Yarmouth Veterinary Center

75 Willow Street
Yarmouth , ME 04096




Patients for limb amputation at YVC are admitted to the hospital on the day of surgery, or sometimes the day before. All patients stay overnight at least one night following surgery; a small percentage of patients will stay with us for multiple days. We will be sure that pets are up and steady on their feet and have at least a small amount of mobility before going home.

At home, dogs are restricted to leash walks for two weeks following surgery. We have found that it is best to keep cats confined to a comfortable room with food, litter and water for one to two weeks after amputation. Once it is obvious that they are moving comfortably they can be allowed access to the rest of the home.   


In general, we want to be sure that the pet is healthy enough to tolerate this major surgical procedure. In particular, we want to know if the pet has any orthopedic problems affecting their remaining limbs. Patients with arthritis or other problems affecting the remaining limbs can still do very well following an amputation, but knowing if these problems are present allows us to create the best treatment plan for each pet. Examination, blood tests and x-rays are out most-used screening tests.

When the reason for the amputation is to remove a limb that has cancerous tissue in it, we must use blood tests, x-rays, ultrasound exams, and sometimes other tests to be as sure as reasonably possible that metastasis and other complications of cancer are not present.


During and immediately after the surgery there is the rare risk of severe, even fatal, bleeding or shock.

Most amputation incisions appear bruised at first. Within a few days to a few weeks of surgery there are are small risks of seroma (a pocket of body tissue fluid with blood under the incision), bleeding under the incision, infection of the incision site, and dehiscence (opening of part of the incision). These complications are minor and usually managed easily.


Most dogs and cats are walking reasonably well within one to four weeks after surgery. There is considerable unpredictable variation from pet to pet in how much care is necessary during this time frame. Dog owners should be prepared to provide assistance to their pet during this part of the recovery; in particular, they should consider the possibility that they will have to help their dog to its feet, and help it walk, and this is obviously more challenging with larger dogs.
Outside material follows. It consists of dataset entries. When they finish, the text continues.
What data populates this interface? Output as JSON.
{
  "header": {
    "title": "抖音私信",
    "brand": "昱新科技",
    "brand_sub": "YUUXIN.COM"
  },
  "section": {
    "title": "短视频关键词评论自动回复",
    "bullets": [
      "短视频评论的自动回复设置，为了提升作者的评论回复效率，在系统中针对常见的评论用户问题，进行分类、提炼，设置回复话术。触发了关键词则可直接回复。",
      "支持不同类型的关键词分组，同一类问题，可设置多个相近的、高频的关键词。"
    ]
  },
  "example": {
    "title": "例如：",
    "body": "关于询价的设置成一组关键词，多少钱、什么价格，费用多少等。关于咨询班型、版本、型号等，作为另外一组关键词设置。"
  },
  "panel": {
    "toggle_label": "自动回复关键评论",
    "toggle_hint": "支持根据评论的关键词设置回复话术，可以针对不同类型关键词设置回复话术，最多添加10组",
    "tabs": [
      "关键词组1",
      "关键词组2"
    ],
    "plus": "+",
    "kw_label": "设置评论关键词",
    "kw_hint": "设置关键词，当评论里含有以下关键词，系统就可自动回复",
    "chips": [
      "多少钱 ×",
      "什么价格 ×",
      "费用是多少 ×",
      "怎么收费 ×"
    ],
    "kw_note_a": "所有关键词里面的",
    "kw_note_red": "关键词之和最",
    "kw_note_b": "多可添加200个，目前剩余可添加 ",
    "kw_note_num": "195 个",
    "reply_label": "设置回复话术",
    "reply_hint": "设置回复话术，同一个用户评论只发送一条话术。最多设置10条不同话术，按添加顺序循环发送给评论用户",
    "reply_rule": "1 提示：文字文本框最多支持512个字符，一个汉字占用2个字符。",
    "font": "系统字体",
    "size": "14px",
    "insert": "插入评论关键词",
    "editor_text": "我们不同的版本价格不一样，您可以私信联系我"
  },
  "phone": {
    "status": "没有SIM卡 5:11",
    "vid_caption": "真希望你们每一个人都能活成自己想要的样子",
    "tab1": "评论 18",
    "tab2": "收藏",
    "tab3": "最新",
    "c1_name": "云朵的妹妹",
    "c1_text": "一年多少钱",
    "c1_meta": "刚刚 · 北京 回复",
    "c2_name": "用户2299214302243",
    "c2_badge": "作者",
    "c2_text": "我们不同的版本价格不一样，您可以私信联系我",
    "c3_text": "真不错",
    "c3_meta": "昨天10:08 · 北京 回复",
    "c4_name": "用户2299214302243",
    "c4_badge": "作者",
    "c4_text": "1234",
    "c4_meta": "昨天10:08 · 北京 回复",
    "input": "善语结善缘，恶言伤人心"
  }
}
Cat owners should be prepared to provide their pet with comfortable confinement and medication for this part of the recovery.

During this initial part of the recovery it is harder for pets with a front leg amputation to get their balance and learn a new gait, but it does not take longer for this to happen than it does for rear leg amputation.

All pets receive pain control medications after surgery; most pets can be tapered off of medication by one month post-operatively, but some need medications indefinitely.


Mobility is ultimately good to excellent for most dogs and excellent for most cats.

Studies have shown that the weight of the patient does not affect their recovery. This has been our experience for the most part, with the exception being medium to large dogs that are very overweight; a very small percentage of these pets ultimately do no better than poor to fair mobility. In over 30 years of practice, we have encountered two dogs - both obese dogs of large stature - who were euthanized because they failed to achieve even a modest level of mobility after amputation.

Pre-existing mild-to-moderate arthritis in one or more of the remaining limbs does not affect recovery.

Dogs that have had amputations have been more thoroughly studied than cats. Among the findings of various dog amputation studies:

~ 73% of owners reported no change and 20% reported a slight decrease in their dog’s athletic activities

~ 61% reported no change and 38% reported slight decrease in their dog’s stamina during exercise

~ Of the dogs that swam before amputation 41% did not return to swimming; it did not matter if the front or back leg was amputated.

~ Behavior changes were reported in 9% to 32% of canine amputees; changes included increased aggression towards other dogs, increased anxiety, decreased dominance, and lack of interest in other dogs.

Yarmouth Veterinary Center